Extracted data:
.....

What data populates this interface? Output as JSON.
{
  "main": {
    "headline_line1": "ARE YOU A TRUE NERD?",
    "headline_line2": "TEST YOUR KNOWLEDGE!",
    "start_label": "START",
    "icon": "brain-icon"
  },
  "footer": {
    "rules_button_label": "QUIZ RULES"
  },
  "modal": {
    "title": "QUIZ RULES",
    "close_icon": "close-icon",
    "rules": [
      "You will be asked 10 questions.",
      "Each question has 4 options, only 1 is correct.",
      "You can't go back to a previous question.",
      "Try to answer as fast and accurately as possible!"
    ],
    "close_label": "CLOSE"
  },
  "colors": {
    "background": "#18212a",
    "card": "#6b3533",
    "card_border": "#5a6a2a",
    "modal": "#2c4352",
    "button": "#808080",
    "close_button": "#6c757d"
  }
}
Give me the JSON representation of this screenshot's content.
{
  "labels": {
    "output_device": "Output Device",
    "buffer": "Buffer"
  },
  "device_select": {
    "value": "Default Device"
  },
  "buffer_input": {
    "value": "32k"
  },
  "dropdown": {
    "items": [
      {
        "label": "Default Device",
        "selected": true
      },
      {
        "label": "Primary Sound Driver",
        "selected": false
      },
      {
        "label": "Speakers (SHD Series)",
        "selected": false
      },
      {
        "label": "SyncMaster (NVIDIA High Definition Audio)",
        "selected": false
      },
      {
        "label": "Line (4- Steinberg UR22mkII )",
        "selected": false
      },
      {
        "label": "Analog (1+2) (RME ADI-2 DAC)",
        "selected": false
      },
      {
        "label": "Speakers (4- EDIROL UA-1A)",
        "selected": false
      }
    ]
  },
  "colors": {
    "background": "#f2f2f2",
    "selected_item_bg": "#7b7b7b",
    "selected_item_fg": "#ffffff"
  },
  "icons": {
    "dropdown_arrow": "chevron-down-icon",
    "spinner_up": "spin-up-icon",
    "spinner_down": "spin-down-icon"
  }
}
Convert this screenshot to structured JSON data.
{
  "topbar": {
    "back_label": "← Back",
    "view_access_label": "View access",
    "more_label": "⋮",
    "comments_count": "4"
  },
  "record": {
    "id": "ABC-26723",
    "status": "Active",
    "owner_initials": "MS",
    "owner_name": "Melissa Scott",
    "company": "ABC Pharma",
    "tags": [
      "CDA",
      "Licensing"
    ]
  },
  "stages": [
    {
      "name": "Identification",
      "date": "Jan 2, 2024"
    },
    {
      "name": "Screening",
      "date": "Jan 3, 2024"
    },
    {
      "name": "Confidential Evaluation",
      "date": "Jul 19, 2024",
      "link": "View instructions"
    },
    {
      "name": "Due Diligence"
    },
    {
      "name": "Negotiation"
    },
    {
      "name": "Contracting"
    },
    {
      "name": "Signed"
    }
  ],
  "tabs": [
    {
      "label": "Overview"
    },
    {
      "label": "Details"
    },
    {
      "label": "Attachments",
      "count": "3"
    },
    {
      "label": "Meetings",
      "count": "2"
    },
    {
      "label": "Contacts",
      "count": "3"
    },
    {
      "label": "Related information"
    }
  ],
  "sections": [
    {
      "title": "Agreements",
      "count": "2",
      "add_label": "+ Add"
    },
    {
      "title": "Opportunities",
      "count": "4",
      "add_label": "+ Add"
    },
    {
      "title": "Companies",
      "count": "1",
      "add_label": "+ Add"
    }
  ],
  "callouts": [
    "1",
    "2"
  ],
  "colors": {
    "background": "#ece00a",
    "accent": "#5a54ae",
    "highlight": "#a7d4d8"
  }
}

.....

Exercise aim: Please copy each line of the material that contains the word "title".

Solution to the problem:
    "title": "QUIZ RULES",
      "title": "Agreements",
      "title": "Opportunities",
      "title": "Companies",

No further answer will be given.